  • Where applications are rejected, to assist the applicant in responding to the feedback received (including a revised presentation).

Mentors may choose to undertake more than this, at their discretion and in discussion with their mentee. We recommend that we mentor and mentee complete a mentoring agreement at the start of the relationship to agree objectives and expectations. We have provided a template for a mentoring agreement (available from the right hand side of this page) which you can adapt to meet your needs.

Mentors should be familiar with the Academic and Professional Pathways that their mentee is undertaking. Further details about mentoring on specific programmes can be found via the links on the right hand side of this page.

Everyone undertaking a mentoring role must also adhere to the 'Code of Ethics'* for coaching and mentoring at Warwick outlined below.

  • Coaching and mentoring are confidential activities in which both parties have a duty of care towards each other. The coach or mentor will only disclose information when explicitly agreed with the client or when they believe there is a serious danger to the client or others if the information is withheld.
  • Participation – of both parties – is voluntary. Either party may break off the relationship if they feel it is not working. Both parties share responsibility for the smooth winding down and proper ending of their relationship.
  • The coach’s role is to respond in a non-judgmental and primarily non-directive manner to the client’s performance and development needs. The aim is to help the client to articulate and achieve goals. The coach will not impose their own agenda, nor will they intrude into areas that the client wishes to keep off-limits.
  • The mentor’s role is to understand how the client sees the world, and to offer an appropriate mix of listening and questioning, on the one hand, and advice and guidance, on the other hand, in order to help the client to clarify and achieve performance, development or career goals. The mentor will not impose their own agenda, nor will they intrude into areas that the client wishes to keep off-limits.
  • Both parties will respect each other’s time and other responsibilities, ensuring they do not impose beyond what is reasonable. Both parties will also respect the position of third parties.
  • The coach or mentor will be aware of and operate within the limits of their experience and expertise.
  • Both parties will be honest with each other about how the relationship is working.

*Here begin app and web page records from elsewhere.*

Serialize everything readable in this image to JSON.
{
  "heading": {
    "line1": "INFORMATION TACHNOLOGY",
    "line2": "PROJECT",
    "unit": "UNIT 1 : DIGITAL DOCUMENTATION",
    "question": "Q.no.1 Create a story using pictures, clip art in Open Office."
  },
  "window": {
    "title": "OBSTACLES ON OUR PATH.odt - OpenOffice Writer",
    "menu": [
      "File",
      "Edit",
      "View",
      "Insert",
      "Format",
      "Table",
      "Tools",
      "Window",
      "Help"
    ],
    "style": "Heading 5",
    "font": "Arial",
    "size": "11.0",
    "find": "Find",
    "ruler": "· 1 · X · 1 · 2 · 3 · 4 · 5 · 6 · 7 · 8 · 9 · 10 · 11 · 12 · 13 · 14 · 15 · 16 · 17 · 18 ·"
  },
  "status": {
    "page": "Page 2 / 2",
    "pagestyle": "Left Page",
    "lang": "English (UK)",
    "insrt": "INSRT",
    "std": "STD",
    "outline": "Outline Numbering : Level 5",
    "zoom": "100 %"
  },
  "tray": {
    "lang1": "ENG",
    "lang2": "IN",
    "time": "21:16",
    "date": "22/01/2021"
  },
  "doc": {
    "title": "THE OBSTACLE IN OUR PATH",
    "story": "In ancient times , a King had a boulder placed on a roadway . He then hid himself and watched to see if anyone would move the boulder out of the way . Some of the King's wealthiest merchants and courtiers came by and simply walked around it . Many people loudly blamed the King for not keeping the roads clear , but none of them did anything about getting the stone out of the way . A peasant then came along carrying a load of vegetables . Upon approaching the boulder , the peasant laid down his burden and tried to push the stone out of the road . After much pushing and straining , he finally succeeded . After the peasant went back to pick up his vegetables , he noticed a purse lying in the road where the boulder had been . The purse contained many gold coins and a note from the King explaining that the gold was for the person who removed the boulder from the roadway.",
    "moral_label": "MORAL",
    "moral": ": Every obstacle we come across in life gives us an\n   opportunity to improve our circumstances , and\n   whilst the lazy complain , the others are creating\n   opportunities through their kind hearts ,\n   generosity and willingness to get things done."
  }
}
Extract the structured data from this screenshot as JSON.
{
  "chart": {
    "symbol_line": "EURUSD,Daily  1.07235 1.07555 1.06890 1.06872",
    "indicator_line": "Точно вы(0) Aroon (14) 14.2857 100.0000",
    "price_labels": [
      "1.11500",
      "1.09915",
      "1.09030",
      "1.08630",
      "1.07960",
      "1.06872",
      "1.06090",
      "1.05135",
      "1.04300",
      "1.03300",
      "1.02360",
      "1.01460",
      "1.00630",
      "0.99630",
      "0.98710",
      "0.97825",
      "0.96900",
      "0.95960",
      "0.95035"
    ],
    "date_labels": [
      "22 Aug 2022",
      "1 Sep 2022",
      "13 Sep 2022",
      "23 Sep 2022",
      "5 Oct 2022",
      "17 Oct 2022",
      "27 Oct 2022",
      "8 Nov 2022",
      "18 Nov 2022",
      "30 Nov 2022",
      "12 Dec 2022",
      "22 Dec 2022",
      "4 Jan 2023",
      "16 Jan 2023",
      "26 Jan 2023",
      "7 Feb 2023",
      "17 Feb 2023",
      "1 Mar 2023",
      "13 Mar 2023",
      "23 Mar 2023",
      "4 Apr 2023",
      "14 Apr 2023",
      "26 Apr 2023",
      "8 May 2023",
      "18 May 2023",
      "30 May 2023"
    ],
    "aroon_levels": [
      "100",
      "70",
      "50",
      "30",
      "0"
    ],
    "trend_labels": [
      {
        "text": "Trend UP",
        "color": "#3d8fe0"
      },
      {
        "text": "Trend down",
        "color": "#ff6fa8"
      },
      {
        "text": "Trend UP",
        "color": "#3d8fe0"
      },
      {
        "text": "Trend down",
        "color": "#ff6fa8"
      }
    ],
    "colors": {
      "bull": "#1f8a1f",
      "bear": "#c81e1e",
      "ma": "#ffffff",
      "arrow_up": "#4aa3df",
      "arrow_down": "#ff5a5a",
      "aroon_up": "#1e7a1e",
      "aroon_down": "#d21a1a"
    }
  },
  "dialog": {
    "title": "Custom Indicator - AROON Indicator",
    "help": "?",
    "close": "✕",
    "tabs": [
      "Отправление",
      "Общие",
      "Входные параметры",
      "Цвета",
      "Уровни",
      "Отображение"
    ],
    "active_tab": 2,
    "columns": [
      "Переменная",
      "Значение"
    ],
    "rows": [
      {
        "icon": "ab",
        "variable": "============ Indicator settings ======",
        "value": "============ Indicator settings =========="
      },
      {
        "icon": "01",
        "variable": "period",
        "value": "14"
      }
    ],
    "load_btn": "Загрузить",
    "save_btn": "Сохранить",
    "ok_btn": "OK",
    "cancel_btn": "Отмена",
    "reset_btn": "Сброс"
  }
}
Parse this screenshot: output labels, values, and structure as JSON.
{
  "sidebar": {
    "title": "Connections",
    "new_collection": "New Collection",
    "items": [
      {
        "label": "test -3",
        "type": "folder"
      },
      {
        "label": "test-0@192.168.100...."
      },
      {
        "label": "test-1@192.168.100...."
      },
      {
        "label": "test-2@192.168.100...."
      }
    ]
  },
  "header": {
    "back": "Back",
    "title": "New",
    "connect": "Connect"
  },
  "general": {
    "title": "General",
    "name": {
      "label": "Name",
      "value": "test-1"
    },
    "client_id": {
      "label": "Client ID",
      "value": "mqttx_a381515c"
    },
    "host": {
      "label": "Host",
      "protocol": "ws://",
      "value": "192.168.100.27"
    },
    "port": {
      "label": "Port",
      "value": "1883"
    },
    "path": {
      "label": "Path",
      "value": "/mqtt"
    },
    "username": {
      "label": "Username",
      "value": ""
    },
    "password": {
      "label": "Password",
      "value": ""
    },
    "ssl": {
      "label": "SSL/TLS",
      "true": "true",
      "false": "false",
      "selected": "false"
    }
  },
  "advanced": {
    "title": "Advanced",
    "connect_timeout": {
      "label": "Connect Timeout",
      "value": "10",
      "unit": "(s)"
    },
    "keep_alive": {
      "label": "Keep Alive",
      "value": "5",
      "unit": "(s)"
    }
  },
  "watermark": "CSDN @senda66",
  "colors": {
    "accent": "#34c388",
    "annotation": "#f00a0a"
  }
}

*This is based on an adaptation of the Code of Practice published by the European Mentoring and Coaching Council.